# [Task prompt]
Look for the string "subject" in the listing. Copy each line that has it.

# [Data for the task]
Content starts
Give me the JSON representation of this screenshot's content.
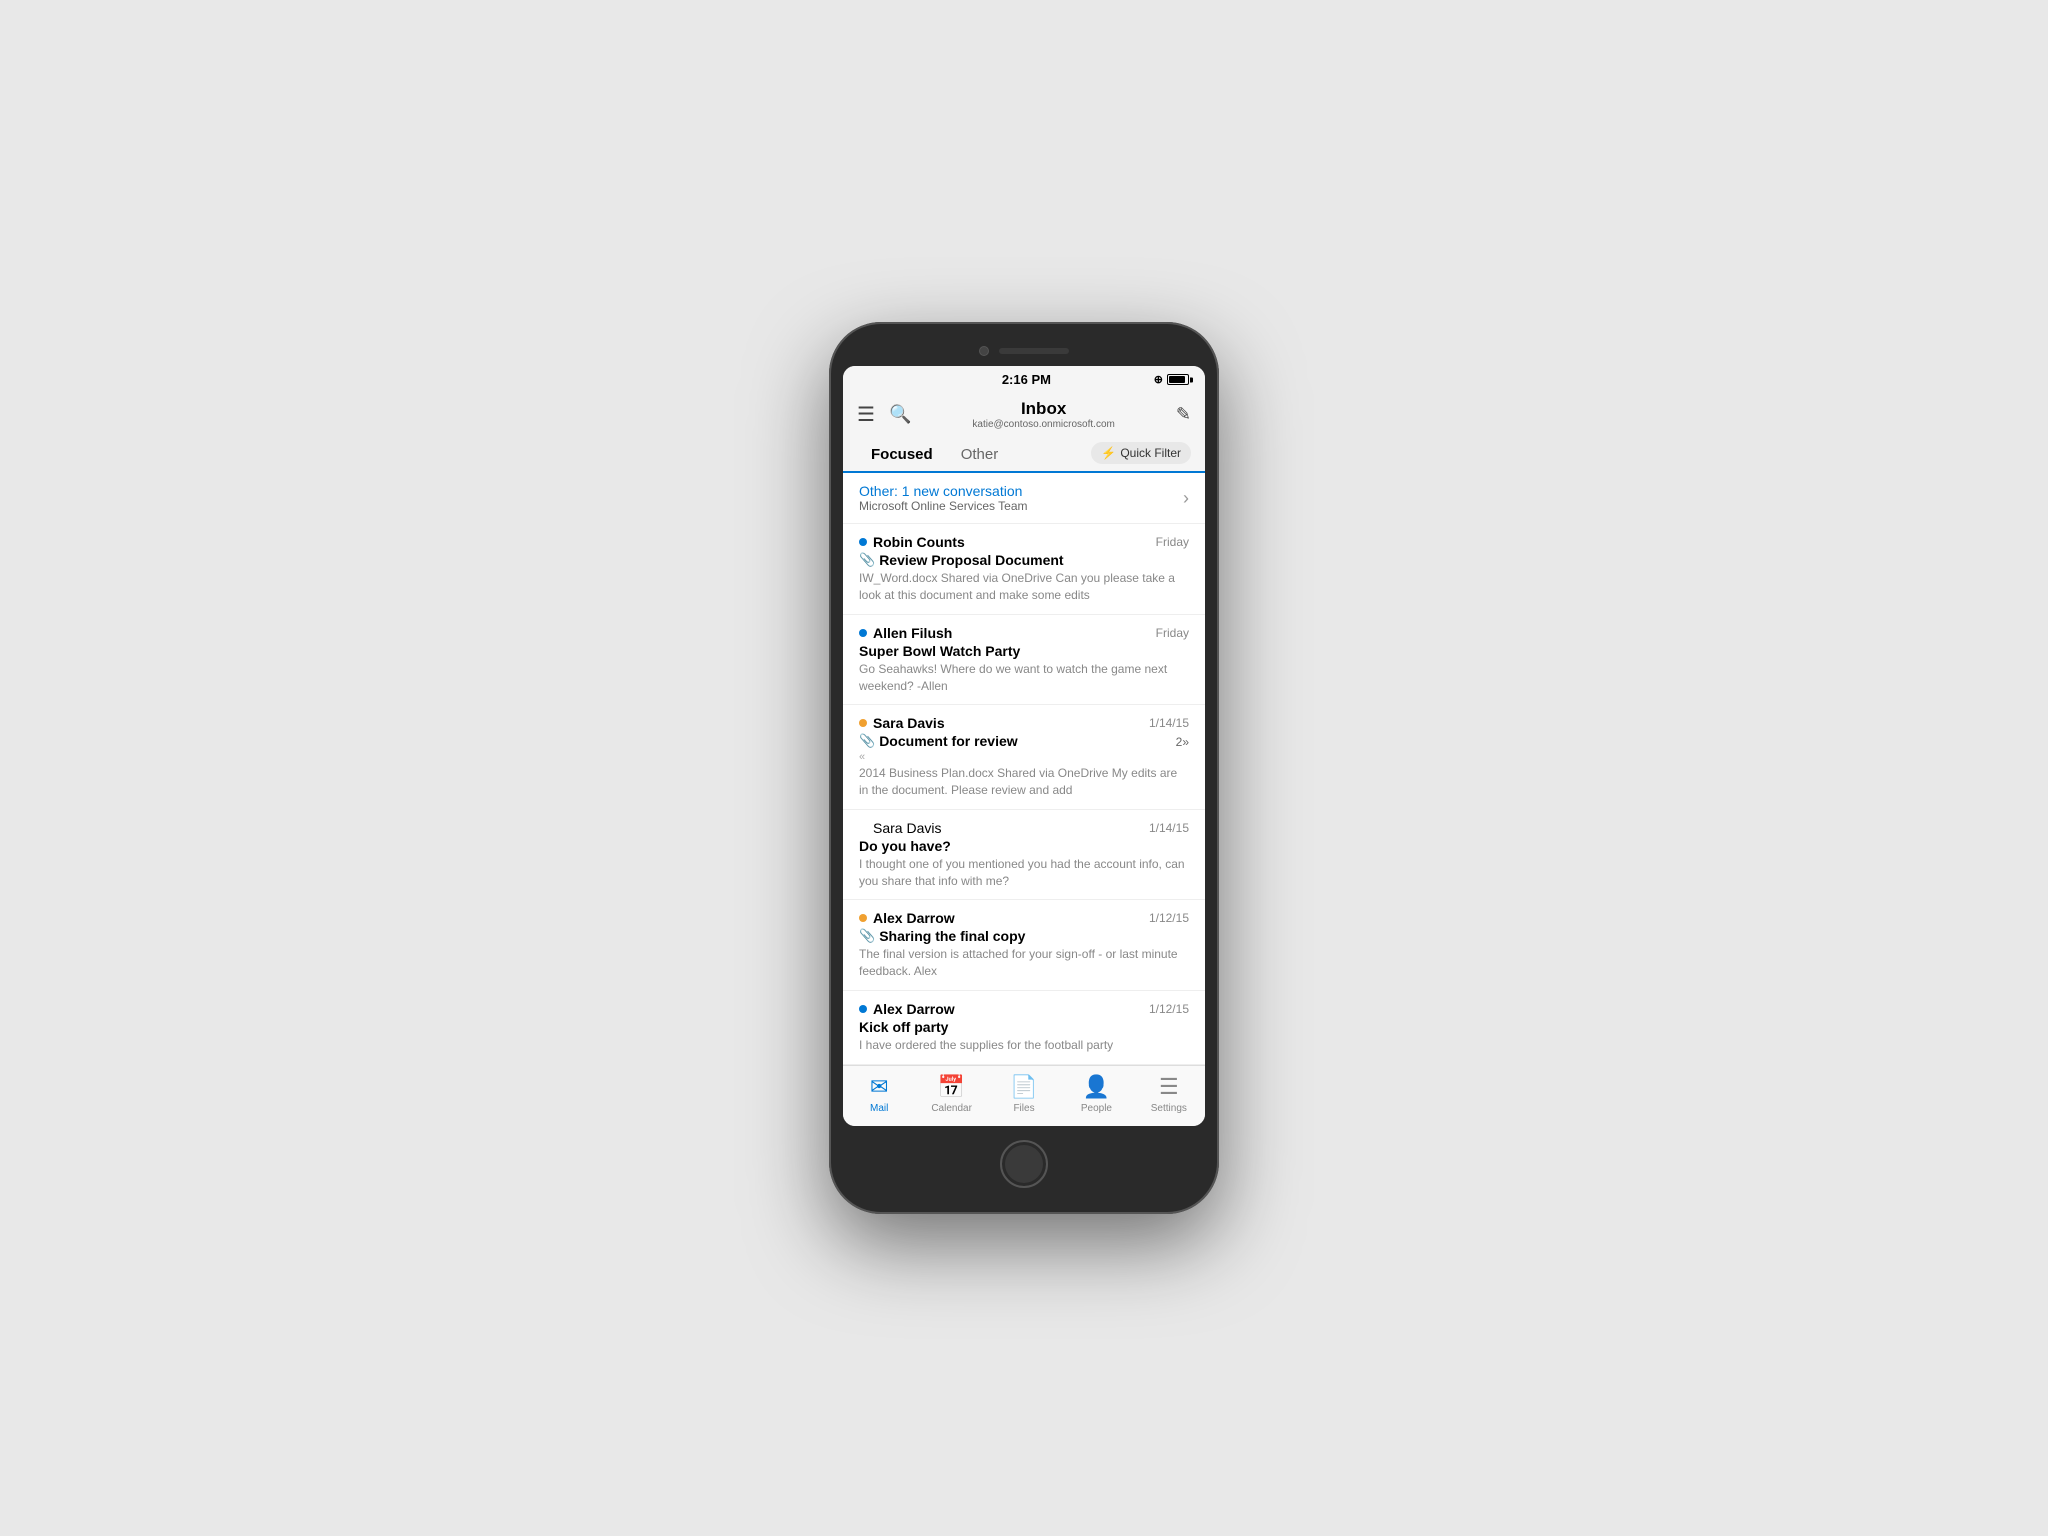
{
  "phone": {
    "status_bar": {
      "time": "2:16 PM"
    }
  },
  "header": {
    "menu_label": "☰",
    "search_label": "🔍",
    "title": "Inbox",
    "email": "katie@contoso.onmicrosoft.com",
    "compose_label": "✎"
  },
  "tabs": {
    "focused_label": "Focused",
    "other_label": "Other",
    "quick_filter_icon": "⚡",
    "quick_filter_label": "Quick Filter"
  },
  "other_banner": {
    "text": "Other: 1 new conversation",
    "sub_text": "Microsoft Online Services Team"
  },
  "emails": [
    {
      "sender": "Robin Counts",
      "date": "Friday",
      "subject": "Review Proposal Document",
      "preview": "IW_Word.docx Shared via OneDrive Can you please take a look at this document and make some edits",
      "unread": true,
      "dot_color": "blue",
      "has_attachment": true,
      "has_forward": false,
      "count": ""
    },
    {
      "sender": "Allen Filush",
      "date": "Friday",
      "subject": "Super Bowl Watch Party",
      "preview": "Go Seahawks! Where do we want to watch the game next weekend? -Allen",
      "unread": true,
      "dot_color": "blue",
      "has_attachment": false,
      "has_forward": false,
      "count": ""
    },
    {
      "sender": "Sara Davis",
      "date": "1/14/15",
      "subject": "Document for review",
      "preview": "2014 Business Plan.docx Shared via OneDrive  My edits are in the document. Please review and add",
      "unread": true,
      "dot_color": "orange",
      "has_attachment": true,
      "has_forward": false,
      "count": "2»"
    },
    {
      "sender": "Sara Davis",
      "date": "1/14/15",
      "subject": "Do you have?",
      "preview": "I thought one of you mentioned you had the account info, can you share that info with me?",
      "unread": false,
      "dot_color": "",
      "has_attachment": false,
      "has_forward": false,
      "count": ""
    },
    {
      "sender": "Alex Darrow",
      "date": "1/12/15",
      "subject": "Sharing the final copy",
      "preview": "The final version is attached for your sign-off - or last minute feedback. Alex",
      "unread": true,
      "dot_color": "orange",
      "has_attachment": true,
      "has_forward": false,
      "count": ""
    },
    {
      "sender": "Alex Darrow",
      "date": "1/12/15",
      "subject": "Kick off party",
      "preview": "I have ordered the supplies for the football party",
      "unread": true,
      "dot_color": "blue",
      "has_attachment": false,
      "has_forward": false,
      "count": ""
    }
  ],
  "nav": {
    "mail_label": "Mail",
    "calendar_label": "Calendar",
    "files_label": "Files",
    "people_label": "People",
    "settings_label": "Settings"
  }
}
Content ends
# [Answer section]
      "subject": "Review Proposal Document",
      "subject": "Super Bowl Watch Party",
      "subject": "Document for review",
      "subject": "Do you have?",
      "subject": "Sharing the final copy",
      "subject": "Kick off party",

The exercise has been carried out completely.